┌─ DATASET RECORDS

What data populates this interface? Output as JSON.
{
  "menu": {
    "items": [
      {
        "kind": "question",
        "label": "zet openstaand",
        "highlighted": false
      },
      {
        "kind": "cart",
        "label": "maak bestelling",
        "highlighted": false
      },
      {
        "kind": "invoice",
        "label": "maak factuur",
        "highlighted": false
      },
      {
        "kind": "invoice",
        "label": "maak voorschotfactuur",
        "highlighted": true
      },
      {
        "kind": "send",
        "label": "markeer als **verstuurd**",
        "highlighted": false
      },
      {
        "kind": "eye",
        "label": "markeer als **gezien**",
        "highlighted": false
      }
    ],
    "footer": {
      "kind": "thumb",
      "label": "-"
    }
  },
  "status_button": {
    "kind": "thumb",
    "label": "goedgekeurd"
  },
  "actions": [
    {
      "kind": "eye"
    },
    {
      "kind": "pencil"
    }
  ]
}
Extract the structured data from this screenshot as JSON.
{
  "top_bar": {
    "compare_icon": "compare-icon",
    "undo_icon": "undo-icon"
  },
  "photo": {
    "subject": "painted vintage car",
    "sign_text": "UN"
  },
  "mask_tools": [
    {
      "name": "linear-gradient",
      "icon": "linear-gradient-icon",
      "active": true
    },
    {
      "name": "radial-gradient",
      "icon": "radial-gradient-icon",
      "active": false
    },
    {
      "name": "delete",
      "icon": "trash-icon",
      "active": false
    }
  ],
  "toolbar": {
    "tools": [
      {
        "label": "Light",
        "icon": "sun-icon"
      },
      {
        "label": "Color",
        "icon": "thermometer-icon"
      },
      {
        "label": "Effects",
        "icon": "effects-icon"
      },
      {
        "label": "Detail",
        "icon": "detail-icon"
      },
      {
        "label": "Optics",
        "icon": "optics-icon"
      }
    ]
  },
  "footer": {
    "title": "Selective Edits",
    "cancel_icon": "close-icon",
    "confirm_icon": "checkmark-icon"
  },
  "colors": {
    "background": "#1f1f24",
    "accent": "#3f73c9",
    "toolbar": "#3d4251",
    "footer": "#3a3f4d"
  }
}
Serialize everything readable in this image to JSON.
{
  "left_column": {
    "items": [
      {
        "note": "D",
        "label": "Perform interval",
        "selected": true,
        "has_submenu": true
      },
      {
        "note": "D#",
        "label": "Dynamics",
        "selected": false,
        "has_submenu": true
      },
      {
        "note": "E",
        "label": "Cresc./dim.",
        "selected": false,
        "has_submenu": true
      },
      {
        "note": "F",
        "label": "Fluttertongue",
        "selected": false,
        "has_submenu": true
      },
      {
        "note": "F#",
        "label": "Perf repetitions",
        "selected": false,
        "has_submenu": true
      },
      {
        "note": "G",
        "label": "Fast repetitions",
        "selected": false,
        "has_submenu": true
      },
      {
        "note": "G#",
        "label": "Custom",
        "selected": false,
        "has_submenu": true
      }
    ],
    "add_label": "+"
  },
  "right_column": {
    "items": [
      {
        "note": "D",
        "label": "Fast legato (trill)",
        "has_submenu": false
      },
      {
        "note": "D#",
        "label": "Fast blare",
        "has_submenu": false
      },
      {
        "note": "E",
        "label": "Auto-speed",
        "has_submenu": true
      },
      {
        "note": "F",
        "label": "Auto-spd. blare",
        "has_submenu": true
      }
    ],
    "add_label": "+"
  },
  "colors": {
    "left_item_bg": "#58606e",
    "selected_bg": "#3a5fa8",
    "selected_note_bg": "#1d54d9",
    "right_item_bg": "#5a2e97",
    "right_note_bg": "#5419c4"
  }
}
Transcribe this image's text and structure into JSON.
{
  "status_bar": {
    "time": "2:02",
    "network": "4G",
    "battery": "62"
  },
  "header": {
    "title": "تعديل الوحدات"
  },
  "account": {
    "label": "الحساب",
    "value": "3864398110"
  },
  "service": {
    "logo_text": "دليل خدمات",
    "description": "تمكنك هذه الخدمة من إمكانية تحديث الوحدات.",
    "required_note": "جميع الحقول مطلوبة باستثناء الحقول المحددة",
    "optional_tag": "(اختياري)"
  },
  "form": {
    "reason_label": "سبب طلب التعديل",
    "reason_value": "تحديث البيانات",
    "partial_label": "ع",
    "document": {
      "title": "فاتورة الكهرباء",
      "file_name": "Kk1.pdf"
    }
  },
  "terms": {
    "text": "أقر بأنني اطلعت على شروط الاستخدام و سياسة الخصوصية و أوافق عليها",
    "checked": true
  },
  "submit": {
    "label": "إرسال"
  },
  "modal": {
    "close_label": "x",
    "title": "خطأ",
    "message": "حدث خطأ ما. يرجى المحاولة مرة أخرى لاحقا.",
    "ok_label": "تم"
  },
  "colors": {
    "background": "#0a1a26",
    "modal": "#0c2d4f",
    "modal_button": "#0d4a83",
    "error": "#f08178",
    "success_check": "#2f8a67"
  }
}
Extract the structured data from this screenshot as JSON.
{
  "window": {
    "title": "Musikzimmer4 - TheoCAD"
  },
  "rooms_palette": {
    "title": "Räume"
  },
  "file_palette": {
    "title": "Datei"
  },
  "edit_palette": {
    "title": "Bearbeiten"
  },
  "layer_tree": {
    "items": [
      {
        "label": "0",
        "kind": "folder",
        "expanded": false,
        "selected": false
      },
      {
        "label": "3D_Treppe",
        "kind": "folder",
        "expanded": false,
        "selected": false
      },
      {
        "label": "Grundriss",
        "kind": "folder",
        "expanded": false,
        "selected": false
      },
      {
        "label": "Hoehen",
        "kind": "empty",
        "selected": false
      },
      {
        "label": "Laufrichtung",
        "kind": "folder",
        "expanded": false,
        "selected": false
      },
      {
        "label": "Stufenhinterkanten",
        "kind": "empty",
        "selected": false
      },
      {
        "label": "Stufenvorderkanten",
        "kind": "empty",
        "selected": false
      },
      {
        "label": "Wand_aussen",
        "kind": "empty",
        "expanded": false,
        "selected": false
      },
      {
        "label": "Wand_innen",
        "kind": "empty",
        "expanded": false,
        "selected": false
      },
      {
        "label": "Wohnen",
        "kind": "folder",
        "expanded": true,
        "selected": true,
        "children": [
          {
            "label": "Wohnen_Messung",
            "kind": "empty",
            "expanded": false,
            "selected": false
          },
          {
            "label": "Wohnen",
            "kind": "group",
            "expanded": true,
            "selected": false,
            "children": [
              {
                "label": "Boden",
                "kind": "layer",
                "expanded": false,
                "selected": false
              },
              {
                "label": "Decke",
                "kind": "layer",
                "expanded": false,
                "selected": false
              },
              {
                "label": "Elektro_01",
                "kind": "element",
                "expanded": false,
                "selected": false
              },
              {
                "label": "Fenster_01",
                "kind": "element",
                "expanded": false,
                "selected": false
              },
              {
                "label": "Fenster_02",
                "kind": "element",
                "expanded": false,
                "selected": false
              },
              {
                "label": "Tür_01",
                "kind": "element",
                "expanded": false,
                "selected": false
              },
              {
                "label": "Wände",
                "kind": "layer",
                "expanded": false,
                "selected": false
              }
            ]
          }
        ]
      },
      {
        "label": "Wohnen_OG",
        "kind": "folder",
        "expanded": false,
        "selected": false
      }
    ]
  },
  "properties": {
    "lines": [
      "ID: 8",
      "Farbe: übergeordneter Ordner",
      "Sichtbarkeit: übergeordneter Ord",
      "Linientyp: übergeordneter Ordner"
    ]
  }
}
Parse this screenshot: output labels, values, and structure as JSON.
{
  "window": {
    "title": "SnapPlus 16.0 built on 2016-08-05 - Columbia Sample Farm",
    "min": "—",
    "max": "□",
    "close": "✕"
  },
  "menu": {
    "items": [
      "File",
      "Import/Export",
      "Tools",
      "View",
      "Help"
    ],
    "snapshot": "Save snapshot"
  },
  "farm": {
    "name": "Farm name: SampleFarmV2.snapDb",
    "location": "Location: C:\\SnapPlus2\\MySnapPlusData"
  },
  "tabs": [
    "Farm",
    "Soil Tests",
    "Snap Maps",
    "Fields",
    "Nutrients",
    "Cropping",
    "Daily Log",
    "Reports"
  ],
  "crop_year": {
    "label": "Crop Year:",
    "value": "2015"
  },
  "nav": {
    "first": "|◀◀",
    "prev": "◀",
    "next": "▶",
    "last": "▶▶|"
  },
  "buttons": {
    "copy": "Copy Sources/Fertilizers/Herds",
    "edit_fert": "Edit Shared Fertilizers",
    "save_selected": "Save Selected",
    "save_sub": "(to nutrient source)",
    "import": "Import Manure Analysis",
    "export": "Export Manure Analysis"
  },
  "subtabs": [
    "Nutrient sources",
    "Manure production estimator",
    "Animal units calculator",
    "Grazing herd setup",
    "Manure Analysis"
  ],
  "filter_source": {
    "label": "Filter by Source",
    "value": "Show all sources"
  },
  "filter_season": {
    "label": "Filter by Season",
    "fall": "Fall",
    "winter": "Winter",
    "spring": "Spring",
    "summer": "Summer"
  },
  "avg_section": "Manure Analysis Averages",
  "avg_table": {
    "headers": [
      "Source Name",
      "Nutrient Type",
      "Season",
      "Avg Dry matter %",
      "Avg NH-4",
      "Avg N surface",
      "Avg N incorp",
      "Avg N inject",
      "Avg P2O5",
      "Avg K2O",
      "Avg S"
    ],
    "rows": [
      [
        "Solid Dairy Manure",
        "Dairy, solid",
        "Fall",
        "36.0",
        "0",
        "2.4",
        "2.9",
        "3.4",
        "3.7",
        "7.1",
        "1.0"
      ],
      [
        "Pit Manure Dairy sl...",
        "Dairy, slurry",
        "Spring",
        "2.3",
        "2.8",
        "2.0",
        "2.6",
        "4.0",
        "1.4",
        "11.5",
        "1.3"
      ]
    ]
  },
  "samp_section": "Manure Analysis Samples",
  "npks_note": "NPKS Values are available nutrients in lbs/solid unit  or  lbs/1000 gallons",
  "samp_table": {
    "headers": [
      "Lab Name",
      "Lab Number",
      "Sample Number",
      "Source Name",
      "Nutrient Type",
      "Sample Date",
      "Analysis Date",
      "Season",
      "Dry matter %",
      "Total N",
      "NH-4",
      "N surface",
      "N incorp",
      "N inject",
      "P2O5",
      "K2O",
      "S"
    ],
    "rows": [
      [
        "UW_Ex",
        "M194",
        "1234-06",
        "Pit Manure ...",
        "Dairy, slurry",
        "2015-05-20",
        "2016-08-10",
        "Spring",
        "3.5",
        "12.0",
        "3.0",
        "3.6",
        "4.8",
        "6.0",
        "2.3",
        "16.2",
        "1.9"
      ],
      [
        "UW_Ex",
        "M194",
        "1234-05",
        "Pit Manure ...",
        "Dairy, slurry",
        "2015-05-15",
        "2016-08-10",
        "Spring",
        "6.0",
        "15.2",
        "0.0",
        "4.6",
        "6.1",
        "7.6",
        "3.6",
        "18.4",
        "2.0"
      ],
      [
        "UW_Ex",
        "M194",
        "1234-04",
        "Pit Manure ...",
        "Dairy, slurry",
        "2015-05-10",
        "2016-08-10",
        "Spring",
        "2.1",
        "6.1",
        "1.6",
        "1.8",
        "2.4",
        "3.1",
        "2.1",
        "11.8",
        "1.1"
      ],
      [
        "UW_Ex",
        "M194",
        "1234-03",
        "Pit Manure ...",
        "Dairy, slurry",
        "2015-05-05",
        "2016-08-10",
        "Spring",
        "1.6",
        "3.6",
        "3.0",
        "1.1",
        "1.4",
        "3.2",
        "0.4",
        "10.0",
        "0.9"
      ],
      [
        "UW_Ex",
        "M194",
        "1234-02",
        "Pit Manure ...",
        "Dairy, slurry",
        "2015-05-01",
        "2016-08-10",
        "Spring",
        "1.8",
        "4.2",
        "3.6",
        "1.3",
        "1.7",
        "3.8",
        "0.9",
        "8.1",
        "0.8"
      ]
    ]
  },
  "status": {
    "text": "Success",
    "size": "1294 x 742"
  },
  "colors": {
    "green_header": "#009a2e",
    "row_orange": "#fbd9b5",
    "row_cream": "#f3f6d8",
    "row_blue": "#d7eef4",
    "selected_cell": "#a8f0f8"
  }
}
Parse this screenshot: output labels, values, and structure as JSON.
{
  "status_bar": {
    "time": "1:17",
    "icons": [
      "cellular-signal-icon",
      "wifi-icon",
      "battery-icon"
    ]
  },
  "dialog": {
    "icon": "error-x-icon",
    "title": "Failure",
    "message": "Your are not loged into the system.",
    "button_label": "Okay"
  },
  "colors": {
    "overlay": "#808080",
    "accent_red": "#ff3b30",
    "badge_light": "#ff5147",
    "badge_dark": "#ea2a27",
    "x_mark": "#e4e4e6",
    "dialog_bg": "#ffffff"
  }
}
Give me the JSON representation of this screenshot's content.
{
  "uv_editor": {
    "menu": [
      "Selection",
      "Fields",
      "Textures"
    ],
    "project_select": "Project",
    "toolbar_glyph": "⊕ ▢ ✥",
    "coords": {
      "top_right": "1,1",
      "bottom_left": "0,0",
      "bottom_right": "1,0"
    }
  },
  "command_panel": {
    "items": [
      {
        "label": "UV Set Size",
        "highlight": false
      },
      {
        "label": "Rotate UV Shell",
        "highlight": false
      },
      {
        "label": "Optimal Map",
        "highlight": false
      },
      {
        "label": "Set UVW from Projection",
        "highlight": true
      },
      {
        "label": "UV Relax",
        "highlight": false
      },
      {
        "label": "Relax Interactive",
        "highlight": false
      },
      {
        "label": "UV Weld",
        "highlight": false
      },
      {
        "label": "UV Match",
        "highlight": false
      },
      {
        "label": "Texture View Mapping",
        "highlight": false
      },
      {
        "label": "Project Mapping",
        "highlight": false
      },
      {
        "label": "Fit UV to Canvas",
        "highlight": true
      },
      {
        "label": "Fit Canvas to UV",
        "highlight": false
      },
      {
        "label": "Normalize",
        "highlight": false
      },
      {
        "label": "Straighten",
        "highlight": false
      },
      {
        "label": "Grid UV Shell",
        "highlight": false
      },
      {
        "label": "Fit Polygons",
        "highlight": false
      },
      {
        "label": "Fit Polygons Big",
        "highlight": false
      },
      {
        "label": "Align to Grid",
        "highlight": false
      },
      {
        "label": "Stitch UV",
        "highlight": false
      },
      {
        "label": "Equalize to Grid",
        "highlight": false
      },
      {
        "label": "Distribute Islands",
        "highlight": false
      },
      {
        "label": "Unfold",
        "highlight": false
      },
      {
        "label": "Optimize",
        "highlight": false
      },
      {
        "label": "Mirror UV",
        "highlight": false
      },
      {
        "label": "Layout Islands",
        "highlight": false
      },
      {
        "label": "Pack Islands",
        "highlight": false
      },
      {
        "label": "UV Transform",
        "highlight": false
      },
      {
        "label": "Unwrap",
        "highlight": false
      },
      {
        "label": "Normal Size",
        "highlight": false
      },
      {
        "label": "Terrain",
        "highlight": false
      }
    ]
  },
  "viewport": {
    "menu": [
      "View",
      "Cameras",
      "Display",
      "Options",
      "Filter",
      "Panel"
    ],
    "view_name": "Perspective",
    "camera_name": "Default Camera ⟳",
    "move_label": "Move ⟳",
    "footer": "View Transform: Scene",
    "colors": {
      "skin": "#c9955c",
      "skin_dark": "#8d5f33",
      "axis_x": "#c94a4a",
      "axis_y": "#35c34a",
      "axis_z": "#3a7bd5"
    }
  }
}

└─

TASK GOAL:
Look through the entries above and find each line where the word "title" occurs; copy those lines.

EXERCISE OUTPUT:
    "title": "Selective Edits",
    "title": "تعديل الوحدات"
      "title": "فاتورة الكهرباء",
    "title": "خطأ",
    "title": "Musikzimmer4 - TheoCAD"
    "title": "Räume"
    "title": "Datei"
    "title": "Bearbeiten"
    "title": "SnapPlus 16.0 built on 2016-08-05 - Columbia Sample Farm",
    "title": "Failure",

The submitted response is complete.